A journalized account of our non-stop sail through the Windward Passage from Long Island, Bahamas to Port Antonio, Jamaica.
There was a nice surprise waiting for me this morning at shift switch, and no, it was not a severed head. We were scheduled to do three hour shifts. Mine ran from 9:00pm to 12:00am then on again at 3:00am to 6:00am. Ren woke me for my 3:00 shift at almost 6:00! This means we were further along when I woke up than expected, a welcomed surprise indeed. The sun is rising right now which is huge for the mental component of the sail. Waking up tired at 3:00am is a lot different than waking up to a rising sun at 6:00am. What this really means is that I got to sleep through the night, for the most part. I am not sure if I ever entered the deep sleep phase of the sleep cycle but I definitely dreamt for the first time since being on this passage. I think this is the first time I have had time to dream. To really stretch my sleep legs.
My Mom and I were walking through a dusty little town. The place had an Eleutherian feel. This vision must have been the product of the time we Ren and I just spent in the Bahamas, no doubt. Actually the town looked exactly like the part of Georgetown, Exuma you have to walk to get to the community trash receptacle. I only walked there once. Funny how even the most insignificant details imprint themselves into your subconscious. Eager to be considered important, worth recalling at a later date. Imagine all the information that must be stored in our brains if only we could recall the stored bits of data on demand. Wow! I’m blowing my own mind here, and I digress.
Mom and I were walking through this town during a small festival. We were trying to get a handle on the local flavor. We wore big smiles and talked to everyone. We attempted conversation but were readily rebuffed by the locals. Their noses turning up at the site of us, or maybe at the sound of our voices. We walked into a big ping government building to get a drink of water. A tall white woman with bright red hair, green eyes and a green sequined evening gown hung up a sign advertising her newly missing dog. The big grin on her face did not match the anxiety she should have been feeling over her lost companion. Her smug smile in sharp contrast to the sympathy she tried to elicit. Dream sequence ended. Suggestions?
Oreo greeted me with a lot of tail wagging and rolling over on my feet this morning. Amazing how such a small mammal who contributes nothing to conversation or the necessities of the household can make you feel so loved. It is kind of like the alcoholic brother you have living on your couch. You can be damned if he is going to send a few bucks your way to help with rent. He is not going to get up early and whip up some breakfast for you before you’re off to work. But the guy is funny and you love him because he is your brother. Anyway, Oreo greeted me happily and I responded happily especially when I learned that we only had sixty eight miles to go. As of right now we have fifty eight nautical miles left and are averaging almost six knots. It looks like the end is in sight. As a matter of fact, I think last night was my last night shift. We should be in Jamaica in about 11.6 hours, roughly 6:00pm, and this is a conservative estimate based on only five knots average. I cannot believe we have managed to shrink a six day passage down to four. Where there is a will, there is a way.

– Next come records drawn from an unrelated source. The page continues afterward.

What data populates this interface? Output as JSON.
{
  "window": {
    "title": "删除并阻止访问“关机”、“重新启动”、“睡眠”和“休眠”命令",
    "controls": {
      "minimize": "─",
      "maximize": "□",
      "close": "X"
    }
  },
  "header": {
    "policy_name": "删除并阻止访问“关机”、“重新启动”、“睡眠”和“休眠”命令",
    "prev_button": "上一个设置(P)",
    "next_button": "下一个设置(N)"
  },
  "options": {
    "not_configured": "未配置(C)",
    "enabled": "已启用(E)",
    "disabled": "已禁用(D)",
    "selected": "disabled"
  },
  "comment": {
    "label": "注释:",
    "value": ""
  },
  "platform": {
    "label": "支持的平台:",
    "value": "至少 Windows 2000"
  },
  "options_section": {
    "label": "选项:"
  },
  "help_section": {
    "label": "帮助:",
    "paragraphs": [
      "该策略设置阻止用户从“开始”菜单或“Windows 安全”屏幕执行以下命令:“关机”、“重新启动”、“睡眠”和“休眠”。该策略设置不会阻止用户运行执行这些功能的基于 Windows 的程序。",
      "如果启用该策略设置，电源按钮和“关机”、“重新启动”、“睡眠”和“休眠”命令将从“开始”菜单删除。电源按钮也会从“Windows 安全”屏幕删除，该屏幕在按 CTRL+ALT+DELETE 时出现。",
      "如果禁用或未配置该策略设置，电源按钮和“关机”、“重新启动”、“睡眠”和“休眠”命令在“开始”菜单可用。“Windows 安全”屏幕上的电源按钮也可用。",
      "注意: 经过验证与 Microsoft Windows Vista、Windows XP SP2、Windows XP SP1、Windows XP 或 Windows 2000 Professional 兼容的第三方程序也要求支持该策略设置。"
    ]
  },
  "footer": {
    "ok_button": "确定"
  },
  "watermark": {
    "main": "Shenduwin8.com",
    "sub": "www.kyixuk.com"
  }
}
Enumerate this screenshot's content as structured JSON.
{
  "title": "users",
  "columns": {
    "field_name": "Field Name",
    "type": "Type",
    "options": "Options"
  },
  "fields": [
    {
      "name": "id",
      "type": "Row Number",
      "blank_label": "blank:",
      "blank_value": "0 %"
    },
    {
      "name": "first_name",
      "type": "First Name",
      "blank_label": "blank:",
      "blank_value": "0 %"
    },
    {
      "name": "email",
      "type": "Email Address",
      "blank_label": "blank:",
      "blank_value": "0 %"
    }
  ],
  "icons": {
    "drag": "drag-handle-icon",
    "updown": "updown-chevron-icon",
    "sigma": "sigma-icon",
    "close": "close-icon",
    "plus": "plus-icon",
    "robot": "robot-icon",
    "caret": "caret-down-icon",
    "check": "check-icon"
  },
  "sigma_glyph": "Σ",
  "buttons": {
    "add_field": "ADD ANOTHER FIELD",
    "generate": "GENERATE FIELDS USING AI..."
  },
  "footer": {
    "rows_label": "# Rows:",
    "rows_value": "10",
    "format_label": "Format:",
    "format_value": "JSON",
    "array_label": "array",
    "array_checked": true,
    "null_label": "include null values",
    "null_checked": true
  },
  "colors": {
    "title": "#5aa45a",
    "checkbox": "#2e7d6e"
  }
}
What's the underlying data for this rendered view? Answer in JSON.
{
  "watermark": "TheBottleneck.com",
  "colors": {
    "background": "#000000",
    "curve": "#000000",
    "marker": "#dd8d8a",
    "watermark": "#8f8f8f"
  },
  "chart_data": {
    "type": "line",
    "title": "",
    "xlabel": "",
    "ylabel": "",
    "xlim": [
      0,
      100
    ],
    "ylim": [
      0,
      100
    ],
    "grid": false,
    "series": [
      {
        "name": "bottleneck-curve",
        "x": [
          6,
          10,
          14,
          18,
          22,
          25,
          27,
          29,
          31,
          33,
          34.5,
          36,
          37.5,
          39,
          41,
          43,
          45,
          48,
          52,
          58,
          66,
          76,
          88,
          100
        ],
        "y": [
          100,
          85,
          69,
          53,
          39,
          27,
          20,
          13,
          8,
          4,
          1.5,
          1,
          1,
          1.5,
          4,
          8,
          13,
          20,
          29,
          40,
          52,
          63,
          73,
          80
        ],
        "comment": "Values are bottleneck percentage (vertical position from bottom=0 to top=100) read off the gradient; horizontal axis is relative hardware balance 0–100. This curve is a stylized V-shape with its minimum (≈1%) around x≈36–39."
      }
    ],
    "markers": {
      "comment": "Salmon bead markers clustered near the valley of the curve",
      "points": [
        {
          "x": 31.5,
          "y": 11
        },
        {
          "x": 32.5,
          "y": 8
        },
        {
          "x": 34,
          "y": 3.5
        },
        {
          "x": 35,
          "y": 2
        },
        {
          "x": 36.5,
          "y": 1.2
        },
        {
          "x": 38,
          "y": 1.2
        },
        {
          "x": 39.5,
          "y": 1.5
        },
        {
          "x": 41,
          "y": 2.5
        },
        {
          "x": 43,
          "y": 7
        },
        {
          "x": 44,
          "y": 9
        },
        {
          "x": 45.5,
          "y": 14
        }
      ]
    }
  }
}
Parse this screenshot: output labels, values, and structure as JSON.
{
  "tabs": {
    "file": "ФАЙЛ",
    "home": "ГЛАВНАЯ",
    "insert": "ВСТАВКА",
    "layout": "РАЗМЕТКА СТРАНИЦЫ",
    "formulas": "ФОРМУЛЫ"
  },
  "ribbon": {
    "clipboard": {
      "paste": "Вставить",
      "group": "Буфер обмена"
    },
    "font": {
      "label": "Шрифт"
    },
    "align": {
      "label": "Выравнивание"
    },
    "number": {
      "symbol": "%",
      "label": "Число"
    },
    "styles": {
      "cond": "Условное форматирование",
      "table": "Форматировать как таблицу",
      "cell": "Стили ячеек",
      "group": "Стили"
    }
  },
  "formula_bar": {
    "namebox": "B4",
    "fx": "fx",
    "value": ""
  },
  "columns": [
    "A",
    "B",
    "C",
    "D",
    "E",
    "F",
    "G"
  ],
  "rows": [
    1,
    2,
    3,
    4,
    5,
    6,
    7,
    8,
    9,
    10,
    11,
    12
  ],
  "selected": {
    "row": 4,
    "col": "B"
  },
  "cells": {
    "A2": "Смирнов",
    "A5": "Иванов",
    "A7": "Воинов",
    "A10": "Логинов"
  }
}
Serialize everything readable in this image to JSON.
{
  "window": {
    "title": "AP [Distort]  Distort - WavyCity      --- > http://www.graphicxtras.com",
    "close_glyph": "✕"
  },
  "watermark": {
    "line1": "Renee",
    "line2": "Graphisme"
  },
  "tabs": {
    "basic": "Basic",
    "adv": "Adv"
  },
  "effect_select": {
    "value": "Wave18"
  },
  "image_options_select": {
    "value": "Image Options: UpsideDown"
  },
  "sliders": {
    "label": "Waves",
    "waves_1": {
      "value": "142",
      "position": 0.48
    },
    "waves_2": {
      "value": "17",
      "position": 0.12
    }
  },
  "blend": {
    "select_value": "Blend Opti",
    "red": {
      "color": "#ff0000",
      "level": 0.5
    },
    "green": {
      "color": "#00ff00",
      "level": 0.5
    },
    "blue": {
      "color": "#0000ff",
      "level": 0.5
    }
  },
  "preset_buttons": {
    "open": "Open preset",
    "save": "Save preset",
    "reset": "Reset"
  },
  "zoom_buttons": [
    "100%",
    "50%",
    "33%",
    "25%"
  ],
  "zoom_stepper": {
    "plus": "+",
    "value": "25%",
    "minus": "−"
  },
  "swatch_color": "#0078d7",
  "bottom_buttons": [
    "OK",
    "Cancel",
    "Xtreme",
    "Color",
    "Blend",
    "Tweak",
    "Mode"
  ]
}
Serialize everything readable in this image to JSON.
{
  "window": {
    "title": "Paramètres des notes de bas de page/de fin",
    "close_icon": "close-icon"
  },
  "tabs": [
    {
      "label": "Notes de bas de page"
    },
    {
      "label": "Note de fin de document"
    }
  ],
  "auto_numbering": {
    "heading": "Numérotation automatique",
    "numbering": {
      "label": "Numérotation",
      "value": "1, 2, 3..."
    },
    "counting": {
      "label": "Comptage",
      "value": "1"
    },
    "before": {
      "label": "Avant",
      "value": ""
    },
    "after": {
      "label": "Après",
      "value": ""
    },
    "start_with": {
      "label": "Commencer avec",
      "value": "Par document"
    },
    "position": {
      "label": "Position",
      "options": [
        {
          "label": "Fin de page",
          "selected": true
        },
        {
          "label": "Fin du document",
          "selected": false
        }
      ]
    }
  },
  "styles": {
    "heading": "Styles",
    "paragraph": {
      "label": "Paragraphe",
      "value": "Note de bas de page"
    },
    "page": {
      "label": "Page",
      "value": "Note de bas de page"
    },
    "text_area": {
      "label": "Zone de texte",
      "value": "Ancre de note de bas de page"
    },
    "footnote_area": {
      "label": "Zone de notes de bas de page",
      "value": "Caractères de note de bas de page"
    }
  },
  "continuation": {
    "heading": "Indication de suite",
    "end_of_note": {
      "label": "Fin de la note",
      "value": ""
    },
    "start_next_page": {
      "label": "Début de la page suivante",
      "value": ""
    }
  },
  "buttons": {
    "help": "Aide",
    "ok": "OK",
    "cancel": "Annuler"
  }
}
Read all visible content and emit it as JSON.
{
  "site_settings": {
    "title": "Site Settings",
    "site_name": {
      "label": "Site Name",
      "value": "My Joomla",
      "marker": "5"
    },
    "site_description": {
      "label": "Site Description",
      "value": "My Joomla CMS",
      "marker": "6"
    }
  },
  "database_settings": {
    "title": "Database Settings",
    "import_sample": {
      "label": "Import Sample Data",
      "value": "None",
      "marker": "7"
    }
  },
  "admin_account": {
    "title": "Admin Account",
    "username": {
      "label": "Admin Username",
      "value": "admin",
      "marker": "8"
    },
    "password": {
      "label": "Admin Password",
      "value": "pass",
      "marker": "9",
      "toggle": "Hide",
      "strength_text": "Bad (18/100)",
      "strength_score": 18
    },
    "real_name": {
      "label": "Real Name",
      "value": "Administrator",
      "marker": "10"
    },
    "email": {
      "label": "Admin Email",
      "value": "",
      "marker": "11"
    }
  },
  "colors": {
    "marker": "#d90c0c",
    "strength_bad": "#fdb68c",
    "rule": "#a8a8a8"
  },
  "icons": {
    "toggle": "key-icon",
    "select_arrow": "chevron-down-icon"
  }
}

Another hot, hot, day, another nap (two hours), and another dream this afternoon. I will spare you the details of this dream but let’s just say this, we were traveling the world by horseback. A white horse with a blue trimmed saddle. I woke up mad at Ren for having gotten two tattoos without even mentioning it to me first. The worse of the two being a hug snake covering half of his back. In real life neither of us have tattoos. In real life, as in my dream, a huge expensive surprise tattoo will not be a cause for celebration.
I awoke to only thirty two miles to go. This should put us in Port Antonio at dusk or just after dark. Jamaica does not acknowledge daylight savings time so we are gaining an hour of travel time. Imagine that, they do not amend Time to fit demanding work schedules. Sounds like a bunch of backwards people huh? I bet they say, “hello” when they mean “goodbye” and I bet they walk on their hands too. We shall see.
Ren is fishing again, hunting mahi. He has been having a great time as we have been traveling the perfect trolling speed. This is the hottest part of the day. Usually we try to sit as still as we can and read, fish a bit, write something, anything non-physical. Any workouts or chores to be done must wait until at least 3:00. At this time, not only is the heat starting to subside a bit, but our stomachs are perfectly settled from lunch too so we get pretty productive. No worrisome digestion getting in our way. Training for this record has made me intensely aware of the digestive process. It takes thoughtful schedule management to make sure breakfast has had time to digest before the dive. If the digestive schedule is considered, the dive is much more comfortable and a lot easier as the body is not wasting valuable energy on a process it could have taken care of earlier. This principal works for anyone, not just freedivers. Avoid midmorning indigestion or unpredictable evacuations by eating on time and slowing down. Do not eat on the way to work, eat well before you get there. Chew your food, a talent inspired by our friend Lance on EZ. I’m still working on this one. The body already knows what to do, learn to use your body properly and will not leave you feeling used.
This place is lush and green…and mountainous! We cannot wait to explore Jamaica and take lots of pictures. More to follow…